Life in ministry can sometimes leave us feeling friendless. You may be in a church with people who already seem to have plenty of friends—or with whom you have little in common. The role you fill as an elder’s wife might make people reluctant to befriend you—or eager to befriend you for the wrong reasons. Difficult circumstances within the church may have even cost you friends.
In 2 Timothy 4, we read that Paul’s friends abandoned him when he needed them most: “At my first defense no one came to stand by me, but all deserted me” (v. 16). His response to this sad situation stands as an example and an encouragement to us. First, he writes, “May it not be charged against them!” (v. 16). Contrary to what we might expect, Paul covers the sins of his negligent friends with love. By the help of the Spirit, can we do the same for people who fail us? Second, Paul testifies to the hope of lonely Christians everywhere: “But the Lord stood by me and strengthened me” (v. 17). When you are alone, when you are longing for friends and finding none, the Lord is near. The One who was a friend to Abraham (see James 2:23) and to Paul will be your friend, too.

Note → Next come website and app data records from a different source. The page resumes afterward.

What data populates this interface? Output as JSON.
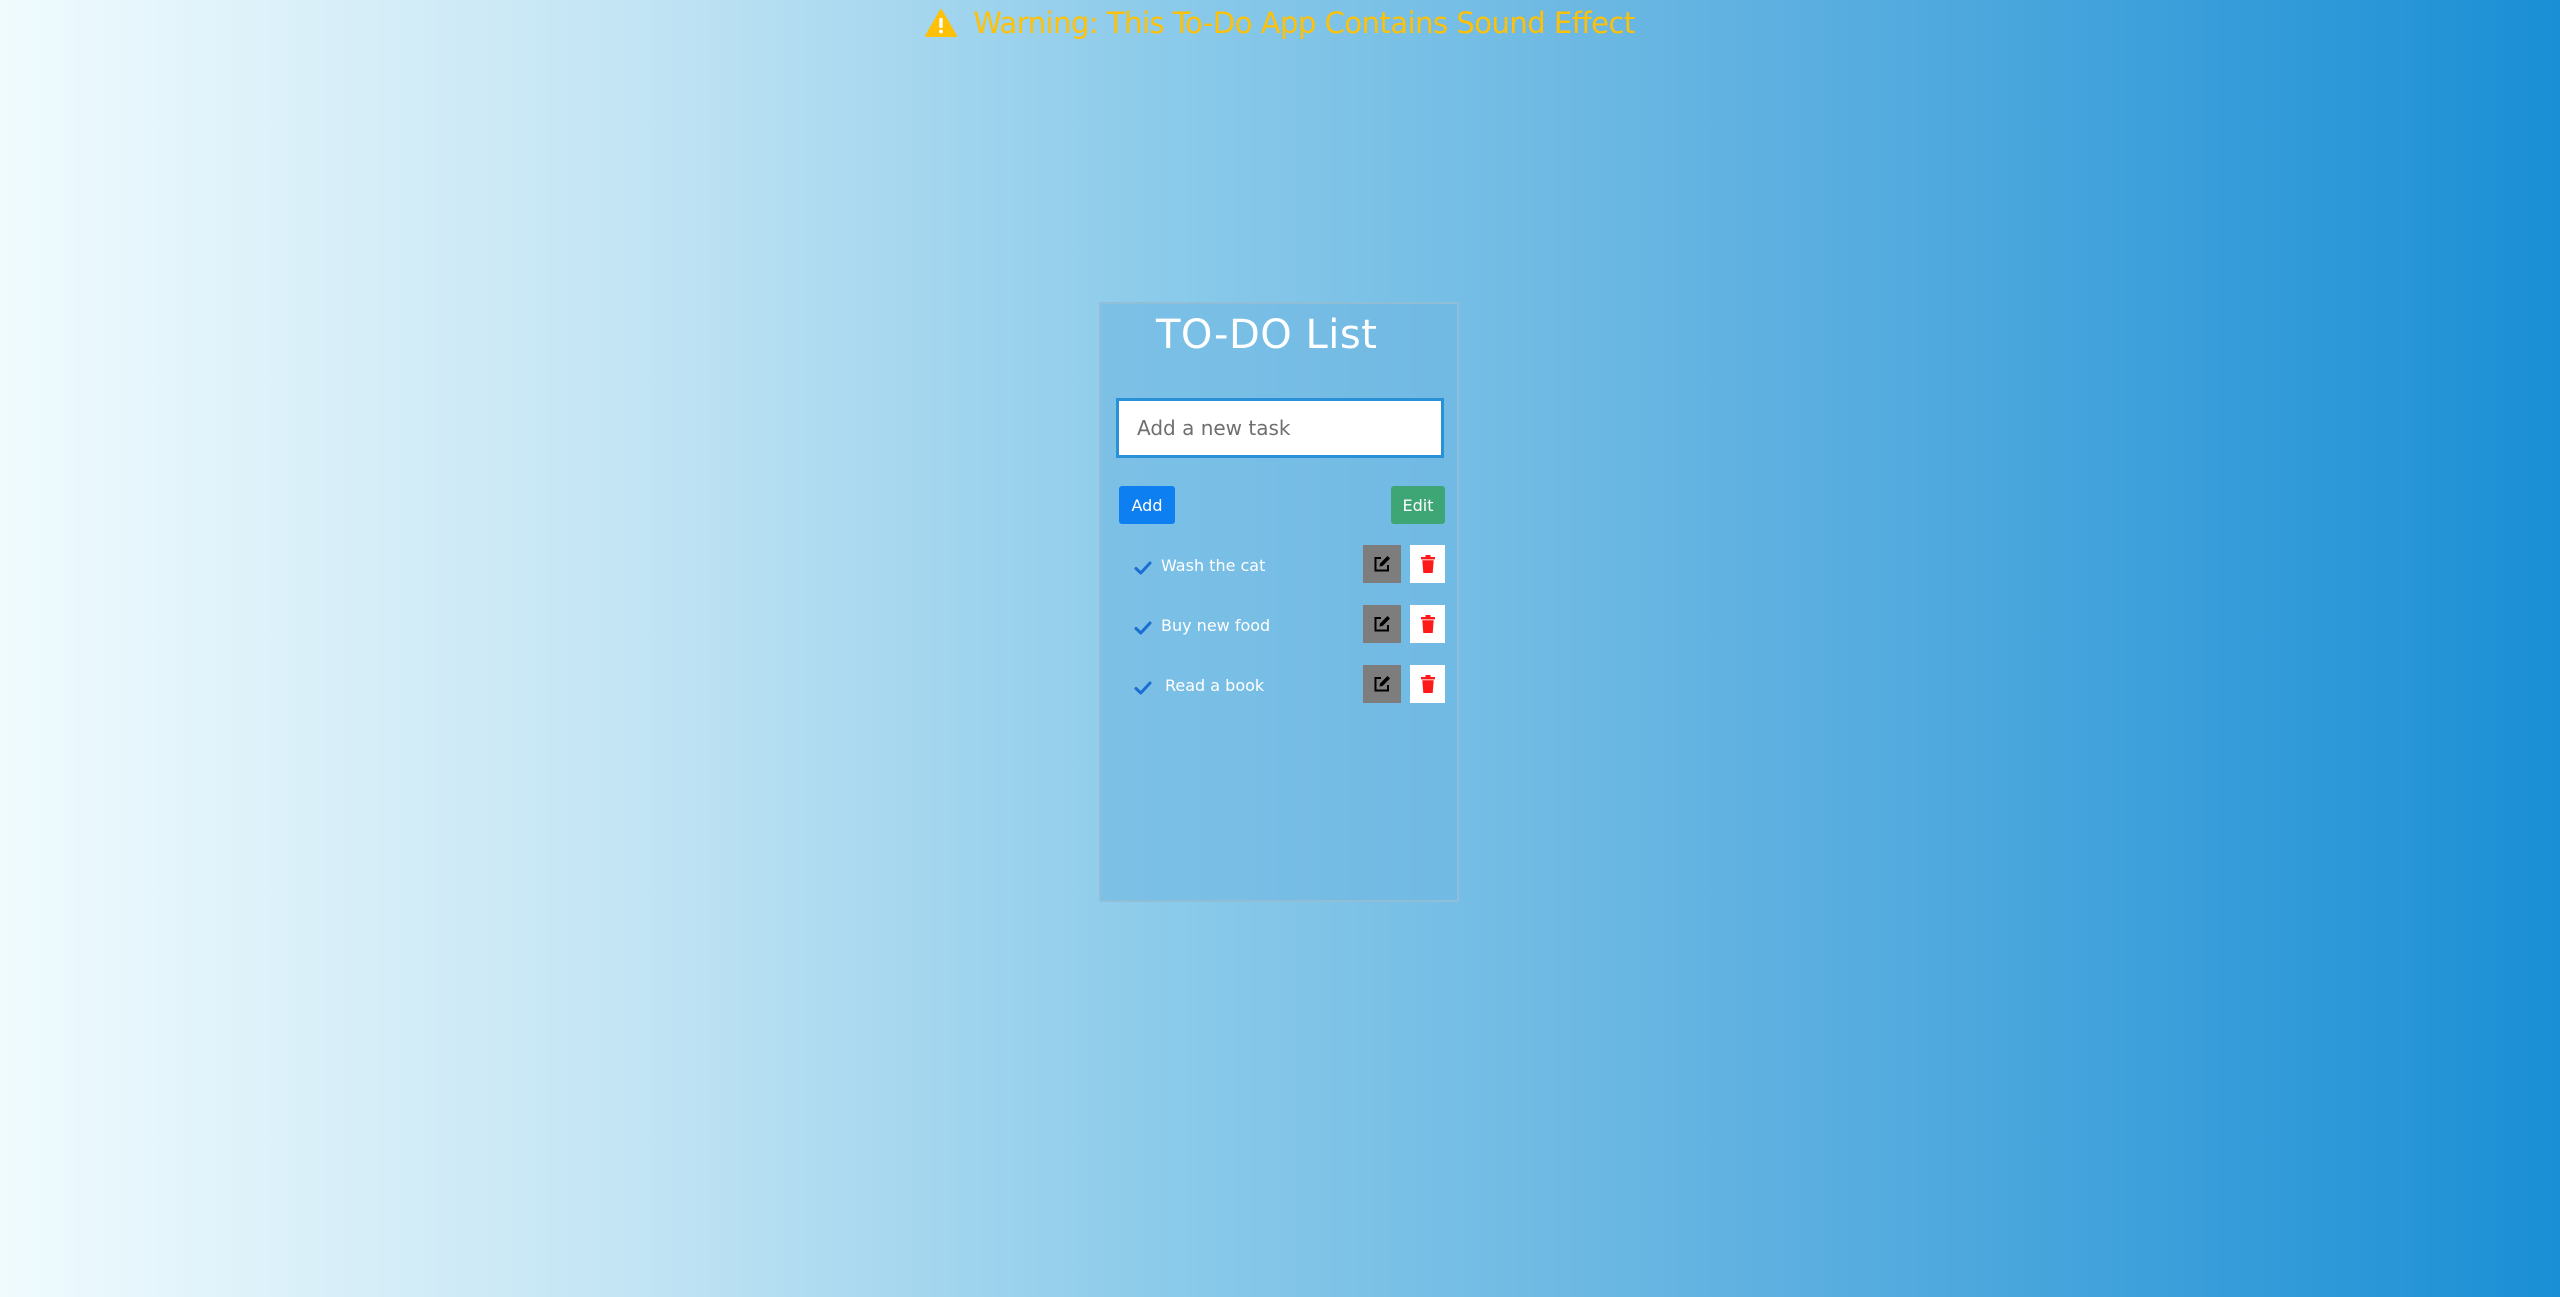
{
  "warning": {
    "text": "Warning: This To-Do App Contains Sound Effect",
    "icon": "warning-triangle-icon",
    "color": "#ffc107"
  },
  "todo": {
    "title": "TO-DO List",
    "input": {
      "placeholder": "Add a new task",
      "value": ""
    },
    "add_label": "Add",
    "edit_label": "Edit",
    "tasks": [
      {
        "text": "Wash the cat",
        "icon": "check-icon",
        "edit_icon": "edit-icon",
        "delete_icon": "trash-icon"
      },
      {
        "text": "Buy new food",
        "icon": "check-icon",
        "edit_icon": "edit-icon",
        "delete_icon": "trash-icon"
      },
      {
        "text": "Read a book",
        "icon": "check-icon",
        "edit_icon": "edit-icon",
        "delete_icon": "trash-icon"
      }
    ]
  },
  "colors": {
    "add_button": "#0d7ff0",
    "edit_button": "#3ea575",
    "task_edit_button": "#7d7d7d",
    "delete_icon": "#ff1a1a",
    "check_icon": "#1b6fd0"
  }
}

In your time as an elder’s wife, you will doubtless experience times of loneliness. You can take encouragement from the example of Paul that a desire for friends is a good desire. What’s more, as Paul did, you can humbly ask God to give you good friends while trusting him to be your dearest friend.
What aspects of being an elder’s wife make it difficult for you to form and sustain friendships? Are any of these obstacles things that you can intentionally work around? What opportunities do you have as an elder’s wife to befriend people whom you wouldn’t otherwise know?
Thank the Lord for good friends he has given you at various times in your life. Ask him to show you people in your church and community whom you could befriend. Ask him to draw near to you and comfort you in your loneliness.
Identify a woman who is in ministry and likely has little opportunity for friendship—perhaps someone who is on the foreign mission field or is laboring alongside her husband in a new church plant. Reach out to that woman in friendship. Ask her how you can pray for her, and commit to checking in with her periodically.